While not entirely unusual for a county to not have an administrator, that manner of the change in Putnam was very sudden. This past Monday, Dec. 31, during its final session of the previous year, the county commissioners passed a budget that included the Administrator’s position. Indicating that there was no expectation that eliminating the position would occur in just a few short days.

At the very least, that was not the expectation of the outgoing Commissioner John Love, who cast one of his last votes in favor of that budget. When asked, Love indicated the change had come as a complete surprise to him, and that there had been no discussion during regular meetings regarding eliminating the administrator’s position.

“I always felt that he was really a positive influence in the office,” Love said when speaking later. “I considered him as part of our administrative team. Because with commissioners only being there so many days a week, you need a constant in there.”

“Granted, the three clerk’s that we have, [they’re] excellent. I just want to commend the past and the present ones for the job they did. They kept us on point. But, at the same time, there are just some times that you need a person there that can deal with carrying out some of the things that the commissioners want brought to [other] elected officials and the different department heads.

“That’s the person that ends up being the messenger. Even though the message is coming from the commissioners, that’s the person that’s delivering it. And, that sometimes creates issues between the elected official and the department head and maybe the commissioners. But, at the same time, we would try to work those things out.
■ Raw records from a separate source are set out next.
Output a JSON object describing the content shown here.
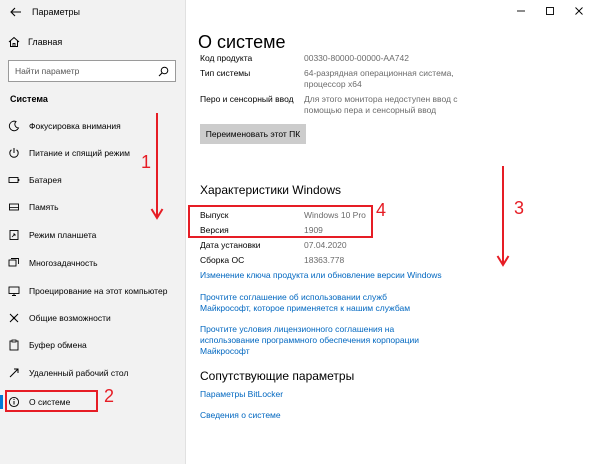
{
  "window": {
    "title": "Параметры"
  },
  "sidebar": {
    "home_label": "Главная",
    "search_placeholder": "Найти параметр",
    "section_title": "Система",
    "items": [
      {
        "label": "Фокусировка внимания",
        "icon": "moon-icon"
      },
      {
        "label": "Питание и спящий режим",
        "icon": "power-icon"
      },
      {
        "label": "Батарея",
        "icon": "battery-icon"
      },
      {
        "label": "Память",
        "icon": "storage-icon"
      },
      {
        "label": "Режим планшета",
        "icon": "tablet-icon"
      },
      {
        "label": "Многозадачность",
        "icon": "multitasking-icon"
      },
      {
        "label": "Проецирование на этот компьютер",
        "icon": "projection-icon"
      },
      {
        "label": "Общие возможности",
        "icon": "shared-icon"
      },
      {
        "label": "Буфер обмена",
        "icon": "clipboard-icon"
      },
      {
        "label": "Удаленный рабочий стол",
        "icon": "remote-icon"
      },
      {
        "label": "О системе",
        "icon": "info-icon",
        "active": true
      }
    ]
  },
  "main": {
    "page_title": "О системе",
    "device_specs": [
      {
        "label": "Код продукта",
        "value": "00330-80000-00000-AA742"
      },
      {
        "label": "Тип системы",
        "value": "64-разрядная операционная система, процессор x64"
      },
      {
        "label": "Перо и сенсорный ввод",
        "value": "Для этого монитора недоступен ввод с помощью пера и сенсорный ввод"
      }
    ],
    "rename_button": "Переименовать этот ПК",
    "windows_specs_title": "Характеристики Windows",
    "windows_specs": [
      {
        "label": "Выпуск",
        "value": "Windows 10 Pro"
      },
      {
        "label": "Версия",
        "value": "1909"
      },
      {
        "label": "Дата установки",
        "value": "07.04.2020"
      },
      {
        "label": "Сборка ОС",
        "value": "18363.778"
      }
    ],
    "links": [
      "Изменение ключа продукта или обновление версии Windows",
      "Прочтите соглашение об использовании служб Майкрософт, которое применяется к нашим службам",
      "Прочтите условия лицензионного соглашения на использование программного обеспечения корпорации Майкрософт"
    ],
    "related_title": "Сопутствующие параметры",
    "related_links": [
      "Параметры BitLocker",
      "Сведения о системе"
    ]
  },
  "annotations": [
    "1",
    "2",
    "3",
    "4"
  ],
  "colors": {
    "accent": "#0078d7",
    "link": "#0067c0",
    "annotation": "#e61d25",
    "sidebar_bg": "#f2f2f2"
  }
}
“One of the key things that I’ve always seen in an administrator, and Jack was excellent at this too, is budget preparation. Working with the different department heads and the elected officials in trying to figure out what their needs were, what their wants were, and being to help split that pie up. So that their ‘needs,’ at least partially, were met, and sometimes their ‘wants’ were met too.

“Jack had a key way of getting that done. Not everybody was completely happy all of the time. But also, sitting as a commissioner and understanding our obligation to oversee budget, if we both go out of there having lost a little skin in the game, that’s good negotiation as far as I’m concerned, and compromise.”

The Sentinel also spoke with the person tasked with keeping close watch on how the county spends its money, Auditor Robert Benroth.

“He represented the commissioners and we worked well with him.” Benroth said, adding, “I appreciate [the commissioner’s] right to have whoever they want work for them. I respect that right. We’ll work hard to make sure nothing gets missed, and to make things work.”

The question of how things will now work was posed to the three commissioners. Their role is considered part-time, with business conducted on Tuesdays and Thursdays. What about the other three days? What happens when a department head needs further clarity, direction, or a question answered on a Monday, Wednesday, or a Friday?

“[Current County Clerk] Cindy Landwehr is going [into a role] similar to an Office Manager’s position,” Lammers answered. “So, anything will be directed to her. And, we’re available.”

“I’ll give my cell phone number to any of them,” added Schlumbohm.

“In today’s day and age with communications,” Lammers continued. “It was my intention to streamline those communications by giving [the commissioners] more direct access to information and also saving the taxpayers money. As Vince and John stipulated, if it doesn’t work, we can re-establish that position.”

When speaking later with the now-former Administrator, Betscher was asked if this change and the elimination of his position came as a surprise. In response, he quietly offered a straightforward and somewhat pained, “Yes.”

Betscher provided no further comment, except to say, “I will miss working with a lot of good people.”

(This article has been updated from its original version first published online on Friday. Jan. 4)